§ AVAILABLE DATA:
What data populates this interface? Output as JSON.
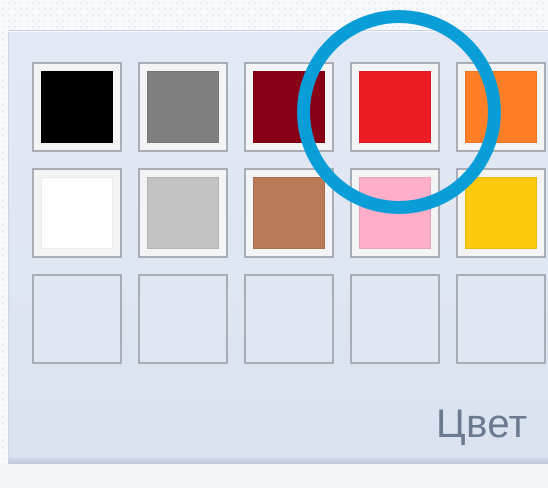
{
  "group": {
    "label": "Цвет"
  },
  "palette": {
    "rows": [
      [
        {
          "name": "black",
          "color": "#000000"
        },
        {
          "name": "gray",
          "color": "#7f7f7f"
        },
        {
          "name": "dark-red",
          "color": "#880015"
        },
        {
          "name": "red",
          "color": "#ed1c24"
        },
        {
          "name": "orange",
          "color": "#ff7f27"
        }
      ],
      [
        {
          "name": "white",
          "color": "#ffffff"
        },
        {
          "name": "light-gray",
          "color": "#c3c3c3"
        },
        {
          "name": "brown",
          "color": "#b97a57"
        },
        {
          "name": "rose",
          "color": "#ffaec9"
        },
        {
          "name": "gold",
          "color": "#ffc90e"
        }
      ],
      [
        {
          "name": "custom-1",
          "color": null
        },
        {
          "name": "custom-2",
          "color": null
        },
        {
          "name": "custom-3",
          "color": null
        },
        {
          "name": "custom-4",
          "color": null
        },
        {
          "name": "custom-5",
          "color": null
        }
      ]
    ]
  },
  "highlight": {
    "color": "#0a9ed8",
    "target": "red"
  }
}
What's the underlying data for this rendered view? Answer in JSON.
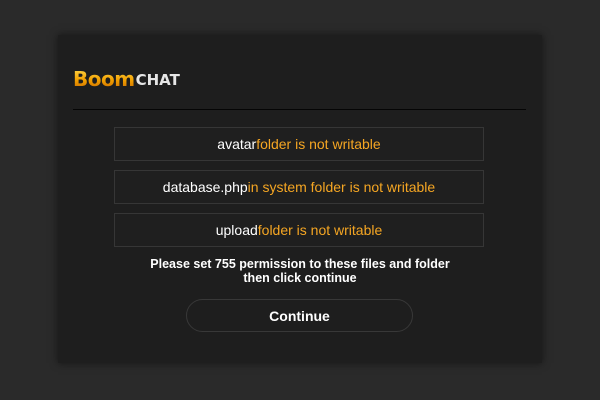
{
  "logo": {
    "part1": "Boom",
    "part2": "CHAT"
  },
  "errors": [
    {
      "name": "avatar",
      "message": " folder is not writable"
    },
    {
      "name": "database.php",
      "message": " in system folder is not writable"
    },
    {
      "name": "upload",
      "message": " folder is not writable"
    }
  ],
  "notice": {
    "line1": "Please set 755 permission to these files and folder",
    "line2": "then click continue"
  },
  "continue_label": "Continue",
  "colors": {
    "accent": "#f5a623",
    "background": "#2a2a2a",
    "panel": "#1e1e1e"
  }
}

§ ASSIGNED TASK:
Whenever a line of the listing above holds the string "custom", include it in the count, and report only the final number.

§ PROBLEM SOLUTION:
5